We used to be considered quite an oddity. And in the past, when we were infrequently covered in the new media, it was a chance for a few giggles at these weirdos between the weather report and the sports. But lately, since we have become better known and our New Year’s Day Plunge attracts thousands of participants and tens of thousands of spectators, we have been seen as more of an interesting phenomenon. We have even been given a modicum of respect and not made a laughing stock.
Further, with the fundraising we have done for local community organisations on New Year’s we have gained some wider respect. Lastly, with a heritage that runs back to 1903, people have come to respect us as the oldest living landmark at Coney Island.
Yes, the New Year’s Day Plunge is the highlight of the season, thousands of New Yorkers show up to participate in this annual tradition. It is our gift to New York City, and we receive lots of support from the community to make it possible. But once it is over, the Club enjoys having the beach to ourselves every Sunday, out of the reach of the media. We own that beach in the winter.
We generally always swim in the same location, the jetty in front of the NY Aquarium. Our swims average around 10 minutes, sometimes shorter if it is deep February and that wind is howling, or longer on a calm day when the sun is out. We have our rituals, which have been in place for the 35 years in which I have been associated with the Club. They may sound silly, but over the years I have learned how important they are to our cohesion as a Club. They structure our time together and set our activities apart from the rest of our normal activities. We walk down to the beach promptly at 1pm every Sunday. We form a circle and do some jumping-jacks accompanied by a chant that differs every week to establish a cadence. Then it’s into the water. Once everyone is in, we form a huge circle (again, up to 100 participants each week) holding hands. I guess this is when all these diverse weirdos bond. Then it is an open swim. We do not make this a competitive exercise; this isn’t about who is more macho or who can stay in longer and suffer the most. Everyone is free to get out when they choose, there is no shame. We do this for fun, and I tell first timers to stay in as long as they enjoy it. If it isn’t fun, get the hell out and find something that is fun. This isn’t about suffering.
After, people go back to our clubhouse and dry off and change. There is no prescribed ritual after this, although it is common for various people to congregate somewhere for hot soup, coffee, pizza or a beer after we’re done swimming.

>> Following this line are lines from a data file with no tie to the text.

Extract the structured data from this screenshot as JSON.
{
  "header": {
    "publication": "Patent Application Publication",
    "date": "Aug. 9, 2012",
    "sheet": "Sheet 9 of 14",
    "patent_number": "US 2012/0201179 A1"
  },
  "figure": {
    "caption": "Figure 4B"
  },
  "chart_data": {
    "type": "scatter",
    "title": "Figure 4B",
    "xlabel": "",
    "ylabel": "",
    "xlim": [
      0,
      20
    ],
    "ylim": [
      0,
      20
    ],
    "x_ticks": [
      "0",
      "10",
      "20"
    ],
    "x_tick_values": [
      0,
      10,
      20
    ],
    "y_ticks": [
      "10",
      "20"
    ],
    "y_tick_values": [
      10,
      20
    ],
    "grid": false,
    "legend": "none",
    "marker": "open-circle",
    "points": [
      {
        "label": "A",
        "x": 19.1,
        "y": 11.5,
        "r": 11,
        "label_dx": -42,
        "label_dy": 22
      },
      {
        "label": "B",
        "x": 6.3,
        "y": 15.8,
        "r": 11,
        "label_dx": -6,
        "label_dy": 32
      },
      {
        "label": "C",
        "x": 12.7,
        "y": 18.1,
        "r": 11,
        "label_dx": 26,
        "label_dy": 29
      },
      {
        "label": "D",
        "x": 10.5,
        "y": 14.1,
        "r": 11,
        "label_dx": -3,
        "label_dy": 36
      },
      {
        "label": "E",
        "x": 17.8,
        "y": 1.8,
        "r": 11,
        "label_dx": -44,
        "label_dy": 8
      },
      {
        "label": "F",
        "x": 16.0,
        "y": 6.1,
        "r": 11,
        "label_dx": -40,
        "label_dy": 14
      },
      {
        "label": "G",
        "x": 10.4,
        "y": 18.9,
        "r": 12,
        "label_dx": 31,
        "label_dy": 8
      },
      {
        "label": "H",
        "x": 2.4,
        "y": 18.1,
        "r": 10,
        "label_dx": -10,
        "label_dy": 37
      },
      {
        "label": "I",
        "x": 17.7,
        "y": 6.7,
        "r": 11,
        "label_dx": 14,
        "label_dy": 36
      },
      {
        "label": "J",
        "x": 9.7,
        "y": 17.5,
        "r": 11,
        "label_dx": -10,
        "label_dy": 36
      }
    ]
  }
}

“We walk down to the beach promptly at 1pm every Sunday. We form a circle and do some jumping-jacks accompanied by a chant that differs every week to establish a cadence. Then it’s into the water. Once everyone is in, we form a huge circle, holding hands. I guess this is when all these diverse weirdos bond.”
That’s a good question. I think there is something about the activity, it is extremely intense, it is sheer immediacy and an experience like no other. That’s what keeps me coming back. I think that everyone in the Club also loves the weirdness that is Coney Island, it’s not for everyone.
I get asked this a lot. To be honest, there is little to distinguish one swim from another over the years. It’s you and the ocean. Sometimes there is more wind, less sun, much colder, a little warmer, bigger waves, smaller waves, sometimes fog, sometimes brutal rain, sometimes snow. I overheard one of our members once saying “it never disappoints.” I think that sums it all up. That said, more than once, as we circled up on the beach to do our jumping-jacks, we have had proposals for marriage occur. I think that is a testimony to the role the club has in the emotional lives of our members.